Wednesday, February 27, 2008

Deck Traction Part 2. Padded Decks

In part 1 we covered waxing and to veteran surfers, accustomed to the culture of waxing their board, its no problem. Newcomers see the padded-traction decks as the most sensible solution.

Many of the factory-made boards are supplied with padded traction decks. Some pads wrap around the rails, some are applied on the deck only with bare rails, and a new method recesses the pad into the deck.

The padded decks that wrap around the rails are very user friendly. They make the rails easy to grab and are easy on your body if you're whacked by your board. They protect the rails from your paddle too, but if your blade is sharp you can cut or chafe the pads. You can even dent the padded rails with your car-rack straps or setting the board down on its rails. If he rails get rough it causes drag and your board will be slower and won't turn as smoothly in the waves. Damaged rail pads can be patched and sanded smooth but prevention is better. Use an edgeguard on you paddle edge and carry the board in a boardbag to protect the soft rails.

Boards with with pads attached to the entire center of the deck leave the rails bare and smooth. They are not as user friendly as padded rails but higher performance and more carefree. The edge of the attached pad can drag a little, if your rail is buried deep, catch on things or trip you. The pad can also delaminate, but it's easily repaired with glue.

A new and unique application is the recessed deck pads as seen on the '08 Laird models. The rails are bare and the pad is applied in a recess that's carved into the deck. The pads edge is not exposed to snag or drag, giving the board clean and smooth lines.

One advantage of all factory-installed padded decks is that they can be up to $500 less expensive than their full-gloss counterparts. The savings come from deleting the labor of painting, glossing and polishing the deck. Many of these boards have matte finish white bottoms which makes invisible repairs easy with white Ding-stick or Marine -tex

The higest performance deck pads are applied custom to a gloss deck board. This way there is a huge variety of brands and types of pads available which can be personalized exactly to the riders demands and color preference. Various textures, sizes and shapes of pads can really make a performance difference. Also, you can combine pads and waxed areas or XM film. XM is a clear un-padded traction application that can also be used on the entire deck if you like. Keep in mind that all this personalization comes with a price.
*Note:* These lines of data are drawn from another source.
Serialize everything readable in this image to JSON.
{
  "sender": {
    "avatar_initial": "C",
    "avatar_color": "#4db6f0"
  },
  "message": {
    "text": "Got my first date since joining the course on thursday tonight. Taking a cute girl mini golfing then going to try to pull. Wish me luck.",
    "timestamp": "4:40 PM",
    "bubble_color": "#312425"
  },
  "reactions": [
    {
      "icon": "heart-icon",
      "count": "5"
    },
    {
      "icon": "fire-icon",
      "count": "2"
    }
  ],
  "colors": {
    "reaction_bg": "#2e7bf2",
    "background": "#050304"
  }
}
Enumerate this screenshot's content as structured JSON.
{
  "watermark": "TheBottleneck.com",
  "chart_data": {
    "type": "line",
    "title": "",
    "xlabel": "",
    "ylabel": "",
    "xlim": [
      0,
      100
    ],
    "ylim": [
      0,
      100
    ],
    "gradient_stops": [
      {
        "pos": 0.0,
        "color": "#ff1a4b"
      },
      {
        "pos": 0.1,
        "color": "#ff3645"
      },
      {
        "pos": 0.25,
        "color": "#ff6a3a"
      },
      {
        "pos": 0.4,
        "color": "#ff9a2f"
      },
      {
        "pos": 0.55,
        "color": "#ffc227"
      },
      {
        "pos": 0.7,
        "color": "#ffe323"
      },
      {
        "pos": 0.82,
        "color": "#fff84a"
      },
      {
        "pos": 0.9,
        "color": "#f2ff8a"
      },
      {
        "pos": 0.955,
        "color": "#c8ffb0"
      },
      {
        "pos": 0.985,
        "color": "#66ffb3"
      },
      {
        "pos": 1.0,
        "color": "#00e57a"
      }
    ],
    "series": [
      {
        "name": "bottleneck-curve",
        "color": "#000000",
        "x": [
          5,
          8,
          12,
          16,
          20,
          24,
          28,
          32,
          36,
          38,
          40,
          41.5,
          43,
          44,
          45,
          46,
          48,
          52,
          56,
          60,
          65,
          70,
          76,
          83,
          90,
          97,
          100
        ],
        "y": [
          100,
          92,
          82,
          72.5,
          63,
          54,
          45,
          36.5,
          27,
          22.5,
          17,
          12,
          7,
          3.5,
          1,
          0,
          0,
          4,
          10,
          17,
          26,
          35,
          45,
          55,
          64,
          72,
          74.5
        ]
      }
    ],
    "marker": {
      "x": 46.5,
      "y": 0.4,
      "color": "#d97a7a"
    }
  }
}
Custom deck traction can easily cost $50-$200 depending on what you choose to do. When you consider what it costs for the highest performance bicycle its OK!


  1. i'm just getting into sup. it will be flat lakes almost all the time. i was wondering if just standing on "hard top" is better than the flex of a pad? see surftech laird boards don't seem to have pads, hobie and others do? thanks for any/all feed back.

  2. You can buy a soft top Laird board in both the 11'6" length and the 12'1" length. As for which board style is better - gloss versus soft, either will be good for flat water. Most of our gloss SUP boards come with a pad, if they don't (or you don't like the factory pad) we can sell you a nice pad. Because you'll be standing "still" (instead of moving a lot like in surf) you will want some padding underfoot, so just waxing a gloss board (rather than having a pad) won't be comfortable.

    A gloss board is easy to add Attachment tie downs to the deck of your paddle board so that you can bungee down a dry bag to carry supplies.

    Laird 12'1" soft top

    Laird 11'6" soft top

    Custom Deck Pad for Gloss boards

    Attachment for Tie Downs